We need to be on guard against topical exceptions in matters of justice. If the justice system is to be fair, it would seem that a determinedly even-handed treatment of evidence and the law is required even in the most explosive cases. Debating whether and to what extent to deprive someone of their fundamental freedoms should be kept at arm’s length from our momentary emotions and politics.
I’m writing this in response1 to Lezlie Lowe’s article in the Chronicle Herald, “Language murky around sex assaults”:
“Someone is sexually assaulted. Someone is charged. The violence becomes news and a journalist must piece through her research to write a story. But that reporter, says Helen Lanthier, must attend to a whole lot more than just the so-called facts.
“‘I know there needs to be objectivity,’ says Lanthier, of Lunenburg’s Second Story Women’s Centre, ‘but what I would like to see is a discussion about the role of a reporter in the broader scheme.’2
“Lanthier is co-co-ordinator of Be The Peace. The advocacy project ends in March and Lanthier, and hundreds of community collaborators on Nova Scotia’s South Shore, are seeing the fruits of this concerted three-year effort to address violence against women.
“One change? Before Be The Peace, South Shore survivors had to travel to Halifax to connect with a sexual assault nurse examiner. Now there are 11 trained on the South Shore who collect specialized evidence after an assault.
“Notice, there, I didn’t say, after a woman alleges she’s been assaulted?
“‘Alleged’ and ‘alleges’ are overused words in reporting on sexual violence, Lanthier says. ‘It affects the survivor’s credibility. It might imply that she’s lying.’
“In fact, there are no more false claims of sexual assault than any other crime. (Surprised? Then you’re probably buying into a common stereotype that women are manipulative and accuse wildly.)3
“Pay attention to news writing, Lanthier says, and you’ll notice the word ‘alleged’ blanketing sexual assault stories, especially in verb form — ‘Mary alleges’ — that casts doubt not only on the crime, but the survivor herself.
“Due process and the presumption of innocence is important, Lanthier says, but too often ‘what you’re left with is, “Oh my God, none of this is true.”‘”
“Alleged” and “accused” must be used in reporting all undecided criminal cases, including sexual violence. If a reporter accepts innocent until proven guilty, a fundamental tenet of our legal system, their use of these words should be ubiquitous and should not affect a reportee’s credibility. How could they, if they’re used evenly across all types of cases?
Of course, perhaps they are not used evenly in all cases and this merits closer examination. (Numbers would be helpful – for a start, you could run or cite concordances on a body of media reports covering different types of crimes. I’ll leave that as a
graduate thesis exercise for the reporter so she can support her own claim.) If we applied extra linguistic precautions to sexual assault cases that we don’t use anywhere else, that would indeed be unfair to true survivors. We must treat all types of cases fairly and not isolate our demands for fairness to this one domain.

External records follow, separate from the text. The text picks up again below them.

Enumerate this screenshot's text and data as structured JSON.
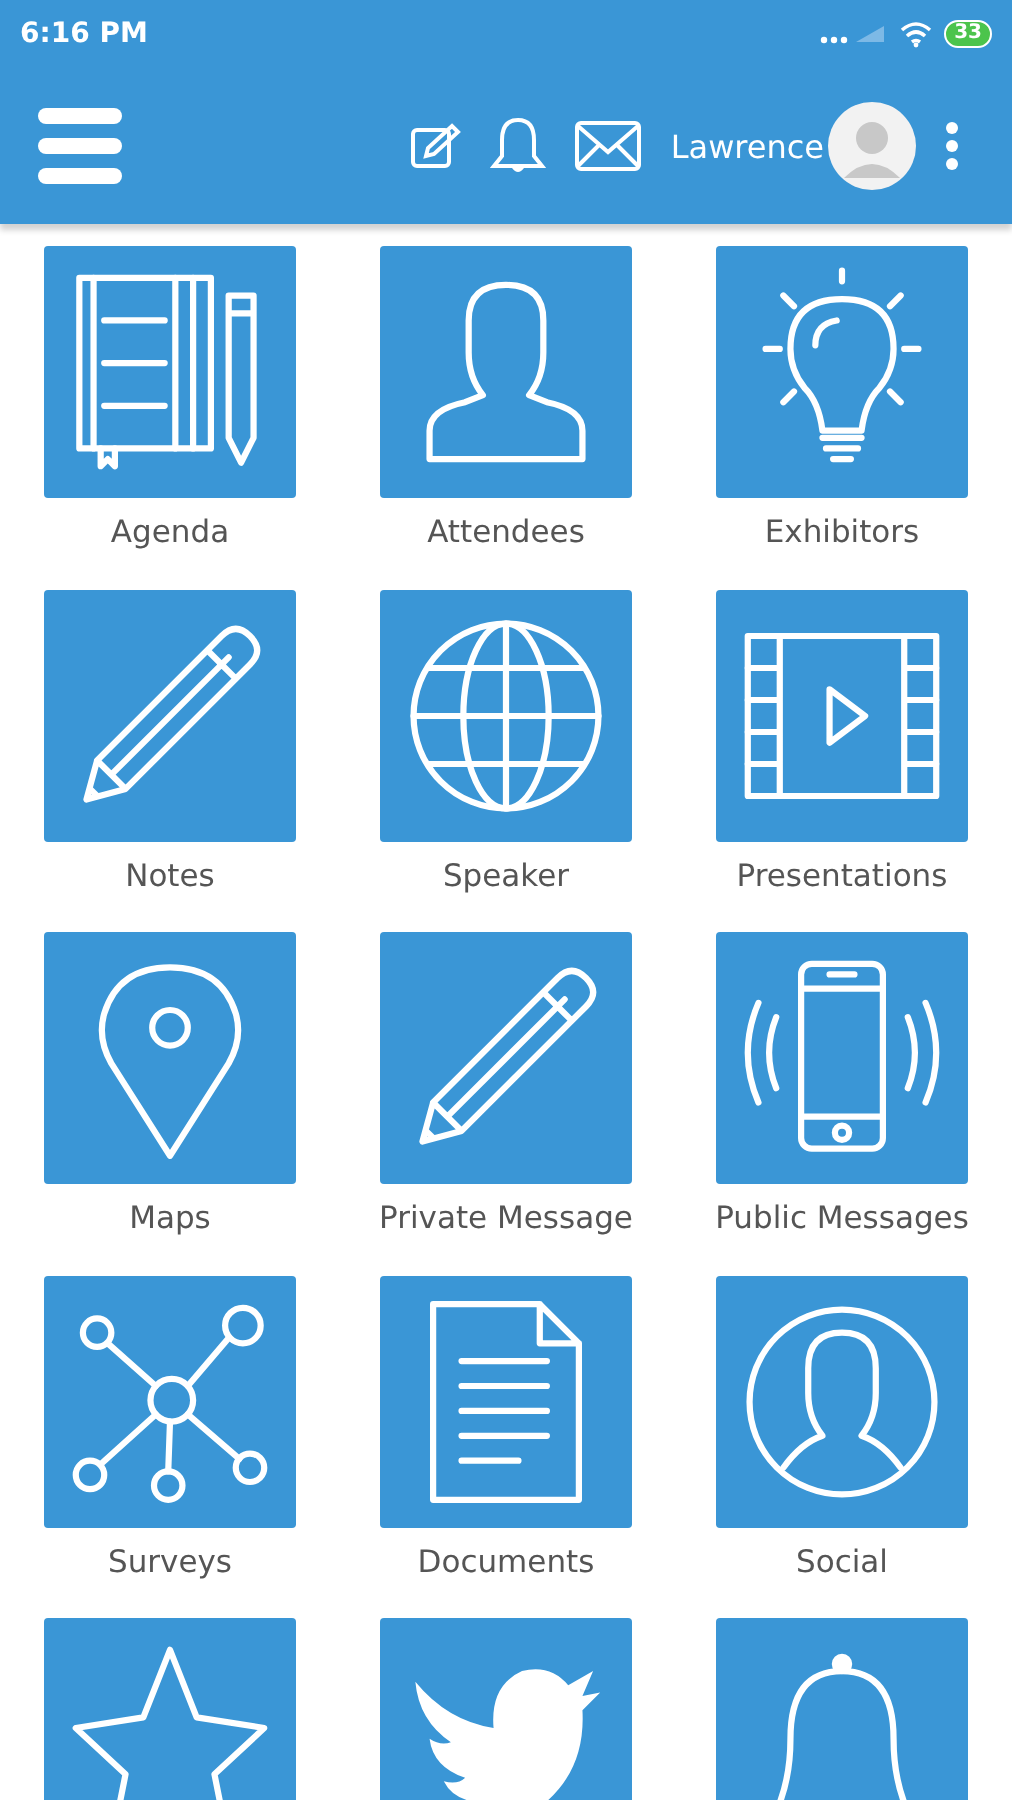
{
  "status_bar": {
    "time": "6:16 PM",
    "battery": "33"
  },
  "header": {
    "user_name": "Lawrence"
  },
  "tiles": [
    {
      "label": "Agenda"
    },
    {
      "label": "Attendees"
    },
    {
      "label": "Exhibitors"
    },
    {
      "label": "Notes"
    },
    {
      "label": "Speaker"
    },
    {
      "label": "Presentations"
    },
    {
      "label": "Maps"
    },
    {
      "label": "Private Message"
    },
    {
      "label": "Public Messages"
    },
    {
      "label": "Surveys"
    },
    {
      "label": "Documents"
    },
    {
      "label": "Social"
    }
  ]
}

I would also like to see numbers about the probability of false accusations for sexual assault relative to other domains, though reliable statistical work would be extremely challenging for both inborn and extrinsic reasons. However, even if this claim has strong support, it’s a red herring because each case must be judged on its individual merits. Imagine a change to the justice system where, since 75% of accused of crime Z were found guilty anyway, we simply convict everyone accused of crime Z since there’s a 75% chance we’ll be right.
Innocent until proven guilty necessarily means alleged until proven survivor. We need not go to extremes to speak of how they might be lying. We can offer assistance and support to the alleged without having to make a verdict. This is hard work: It’s much easier to deal in absolutes and strict categories. But when we think that way, a lot of important principles get thrown under the bus.
I also sent a brief-by-my-standards five-paragraph e-mail to the paper ↩
Scott Alexander taught me we should be loathe to throw out what someone has to say just because they say something like, “I’m not an X / I know Y, but…” ↩
My note: As wrong as it is to think this of all women, enough women do accuse falsely and very deliberately that it is a serious problem, not in the least because people who are innocent have their lives as trashed as the guilty.
Paul Lutus, arachnoid.com – “A New Sex Crime” ↩